-------- SOURCE DATA --------

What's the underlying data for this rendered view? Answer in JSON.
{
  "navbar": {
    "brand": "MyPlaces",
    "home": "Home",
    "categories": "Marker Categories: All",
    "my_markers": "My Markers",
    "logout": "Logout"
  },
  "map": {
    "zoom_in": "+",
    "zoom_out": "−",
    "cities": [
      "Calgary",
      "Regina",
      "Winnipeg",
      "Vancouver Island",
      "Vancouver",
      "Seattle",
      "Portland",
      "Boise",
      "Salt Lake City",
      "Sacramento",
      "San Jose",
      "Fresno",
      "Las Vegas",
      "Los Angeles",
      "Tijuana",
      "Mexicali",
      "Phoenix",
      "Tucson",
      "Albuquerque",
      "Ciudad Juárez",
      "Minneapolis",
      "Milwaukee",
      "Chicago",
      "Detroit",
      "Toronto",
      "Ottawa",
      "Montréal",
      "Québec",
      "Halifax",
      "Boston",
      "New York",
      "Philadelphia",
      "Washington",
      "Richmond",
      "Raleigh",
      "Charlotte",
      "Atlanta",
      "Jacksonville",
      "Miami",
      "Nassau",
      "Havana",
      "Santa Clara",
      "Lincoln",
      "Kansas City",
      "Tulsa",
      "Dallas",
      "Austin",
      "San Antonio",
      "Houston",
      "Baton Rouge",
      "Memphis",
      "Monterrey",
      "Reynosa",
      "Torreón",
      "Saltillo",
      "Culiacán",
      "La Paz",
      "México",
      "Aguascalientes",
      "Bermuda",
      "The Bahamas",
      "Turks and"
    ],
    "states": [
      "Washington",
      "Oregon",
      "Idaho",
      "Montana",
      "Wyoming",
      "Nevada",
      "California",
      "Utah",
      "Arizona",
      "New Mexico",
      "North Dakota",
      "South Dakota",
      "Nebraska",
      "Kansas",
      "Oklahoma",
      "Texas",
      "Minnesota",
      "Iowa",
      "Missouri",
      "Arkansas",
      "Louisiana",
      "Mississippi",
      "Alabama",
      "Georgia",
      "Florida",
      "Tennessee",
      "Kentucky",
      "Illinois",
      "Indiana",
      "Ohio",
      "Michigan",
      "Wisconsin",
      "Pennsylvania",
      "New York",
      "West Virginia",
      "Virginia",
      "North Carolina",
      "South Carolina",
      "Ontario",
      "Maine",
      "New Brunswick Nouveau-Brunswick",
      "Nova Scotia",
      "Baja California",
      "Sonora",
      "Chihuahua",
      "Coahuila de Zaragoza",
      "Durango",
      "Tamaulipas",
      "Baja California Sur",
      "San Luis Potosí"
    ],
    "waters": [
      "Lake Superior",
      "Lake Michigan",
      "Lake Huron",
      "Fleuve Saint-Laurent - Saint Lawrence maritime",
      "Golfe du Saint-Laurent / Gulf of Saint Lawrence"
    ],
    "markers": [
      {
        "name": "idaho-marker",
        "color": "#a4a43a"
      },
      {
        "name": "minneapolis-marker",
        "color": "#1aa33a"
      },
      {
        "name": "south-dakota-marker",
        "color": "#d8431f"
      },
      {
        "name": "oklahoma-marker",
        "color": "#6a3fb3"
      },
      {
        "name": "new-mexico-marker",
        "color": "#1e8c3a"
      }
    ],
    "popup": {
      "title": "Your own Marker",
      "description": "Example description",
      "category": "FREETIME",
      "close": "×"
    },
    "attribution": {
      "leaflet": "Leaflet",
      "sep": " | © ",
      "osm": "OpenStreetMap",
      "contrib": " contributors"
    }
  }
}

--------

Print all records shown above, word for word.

• OUTPUT OF THE TASK
What's the underlying data for this rendered view? Answer in JSON.
{
  "navbar": {
    "brand": "MyPlaces",
    "home": "Home",
    "categories": "Marker Categories: All",
    "my_markers": "My Markers",
    "logout": "Logout"
  },
  "map": {
    "zoom_in": "+",
    "zoom_out": "−",
    "cities": [
      "Calgary",
      "Regina",
      "Winnipeg",
      "Vancouver Island",
      "Vancouver",
      "Seattle",
      "Portland",
      "Boise",
      "Salt Lake City",
      "Sacramento",
      "San Jose",
      "Fresno",
      "Las Vegas",
      "Los Angeles",
      "Tijuana",
      "Mexicali",
      "Phoenix",
      "Tucson",
      "Albuquerque",
      "Ciudad Juárez",
      "Minneapolis",
      "Milwaukee",
      "Chicago",
      "Detroit",
      "Toronto",
      "Ottawa",
      "Montréal",
      "Québec",
      "Halifax",
      "Boston",
      "New York",
      "Philadelphia",
      "Washington",
      "Richmond",
      "Raleigh",
      "Charlotte",
      "Atlanta",
      "Jacksonville",
      "Miami",
      "Nassau",
      "Havana",
      "Santa Clara",
      "Lincoln",
      "Kansas City",
      "Tulsa",
      "Dallas",
      "Austin",
      "San Antonio",
      "Houston",
      "Baton Rouge",
      "Memphis",
      "Monterrey",
      "Reynosa",
      "Torreón",
      "Saltillo",
      "Culiacán",
      "La Paz",
      "México",
      "Aguascalientes",
      "Bermuda",
      "The Bahamas",
      "Turks and"
    ],
    "states": [
      "Washington",
      "Oregon",
      "Idaho",
      "Montana",
      "Wyoming",
      "Nevada",
      "California",
      "Utah",
      "Arizona",
      "New Mexico",
      "North Dakota",
      "South Dakota",
      "Nebraska",
      "Kansas",
      "Oklahoma",
      "Texas",
      "Minnesota",
      "Iowa",
      "Missouri",
      "Arkansas",
      "Louisiana",
      "Mississippi",
      "Alabama",
      "Georgia",
      "Florida",
      "Tennessee",
      "Kentucky",
      "Illinois",
      "Indiana",
      "Ohio",
      "Michigan",
      "Wisconsin",
      "Pennsylvania",
      "New York",
      "West Virginia",
      "Virginia",
      "North Carolina",
      "South Carolina",
      "Ontario",
      "Maine",
      "New Brunswick Nouveau-Brunswick",
      "Nova Scotia",
      "Baja California",
      "Sonora",
      "Chihuahua",
      "Coahuila de Zaragoza",
      "Durango",
      "Tamaulipas",
      "Baja California Sur",
      "San Luis Potosí"
    ],
    "waters": [
      "Lake Superior",
      "Lake Michigan",
      "Lake Huron",
      "Fleuve Saint-Laurent - Saint Lawrence maritime",
      "Golfe du Saint-Laurent / Gulf of Saint Lawrence"
    ],
    "markers": [
      {
        "name": "idaho-marker",
        "color": "#a4a43a"
      },
      {
        "name": "minneapolis-marker",
        "color": "#1aa33a"
      },
      {
        "name": "south-dakota-marker",
        "color": "#d8431f"
      },
      {
        "name": "oklahoma-marker",
        "color": "#6a3fb3"
      },
      {
        "name": "new-mexico-marker",
        "color": "#1e8c3a"
      }
    ],
    "popup": {
      "title": "Your own Marker",
      "description": "Example description",
      "category": "FREETIME",
      "close": "×"
    },
    "attribution": {
      "leaflet": "Leaflet",
      "sep": " | © ",
      "osm": "OpenStreetMap",
      "contrib": " contributors"
    }
  }
}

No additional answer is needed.